- Ensure that UPVC windows have vents that work – if not, get vents fitted – they are available and easy to fit
- Uncover ventilation bricks – they are there for a purpose
- Make sure fireplaces all have a ventilation grille if they have been blocked up
- Take some of the draught excluders off – I know it sounds daft, but it works!
- Make sure your kitchen has an extractor fan and you use it when cooking
- Make sure your bathroom has an extractor fan, and make sure you use it whenever the bath or shower is being used
- Make sure tumble dryers are vented to outside walls – if not, use a condensing dryer
- Leave a window partly open – open a top hung light a little – let some air into the house
- Dont dry clothes inside the house
- Turn the heat down – a 5 degree drop in temperature means a great deal less water can go into suspension in the air
- Dont run your heating on an on/off cycle - turn the feed temperature right down, and leave it on very low, all the time
- Make sure your cellar is properly vented
- Ventilate wardrobes - allow a good flow of air into and around clothes - any stagnant pockets of air will encourage mildew
If you follow all these rules, your house will be a lot drier, and condensation won’t be a problem.
A Note about condensation problems in bathrooms...
I recently did some experiments with our humidity measuring equipment. I went into the bathroom as normal and had a shower. The ambient humidity in the house is around 55% - and within 4 or 5 minutes, the humidity in the bathroom had risen to nearly 100%. Measured at the floor, it was over 70%, and ceiling 100%. I had the extractor fan turned on, and the door open. When the shower was turned off, the humidity started to drop at ceiling height quite quickly - but only to about 85%. At floor level it dropped to 70%. The disturbing fact is that it took over 4 hours for the humidity in the room to drop below 70% - in other words, with average house temperatures there would have been condensation forming for 4 hours or more. It's worrying to see figures like this - I get similar figures all the time when cooking in the kitchen - what it means in reality, is that we are producing huge amounts of moisture as part of our everyday life, and our houses simply cannot cope. We NEED to be aware of this, and make sure that the house can breathe and ventilate. Ventilation means exchanging the volume of air in the house - you cant do it through a tiny crack or vent brick - the ventilation system needs to be able to exchange the entire volume of air in the house at least once a day - and that's hard to do without opening windows and doors...
Scary stuff, I know - but you need to know the facts!
Gas Fires - A major cause of damp problems in old houses...
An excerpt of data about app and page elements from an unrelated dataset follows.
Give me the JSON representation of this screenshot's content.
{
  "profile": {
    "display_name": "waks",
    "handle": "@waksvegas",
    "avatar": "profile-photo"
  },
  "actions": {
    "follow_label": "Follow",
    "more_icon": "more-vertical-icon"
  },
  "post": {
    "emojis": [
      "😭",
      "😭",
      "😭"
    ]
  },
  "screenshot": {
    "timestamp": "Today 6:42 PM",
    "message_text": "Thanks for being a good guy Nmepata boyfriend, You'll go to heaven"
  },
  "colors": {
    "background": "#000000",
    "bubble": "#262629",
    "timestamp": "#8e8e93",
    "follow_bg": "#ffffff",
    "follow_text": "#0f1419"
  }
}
One of the bigger problems we come across is the use of gas fires in old houses. When gas burns, it produces surprisingly large amounts of steam. This enters the atmosphere of your rooms, and floods the house with humidity. This then condenses at the coldest part of the room - the base of external walls.. Houses which are regularly heated with gas fires are almost invariably very humid and suffer terrible damp problems. Caravans and mobile homes are a classic example - they are always streaming with condensation when the fire is on - and often occupants use dehumidifiers constantly. Old houses are frequently equipped with gas fires - especially Victorian townhouses and terraced properties - where so called 'rising damp' damp problems are common. The cause can often be traced back to the use of a gas fire. The solution is simple - get rid, and install an electric fire, or open stove, or perhaps a small central heating system.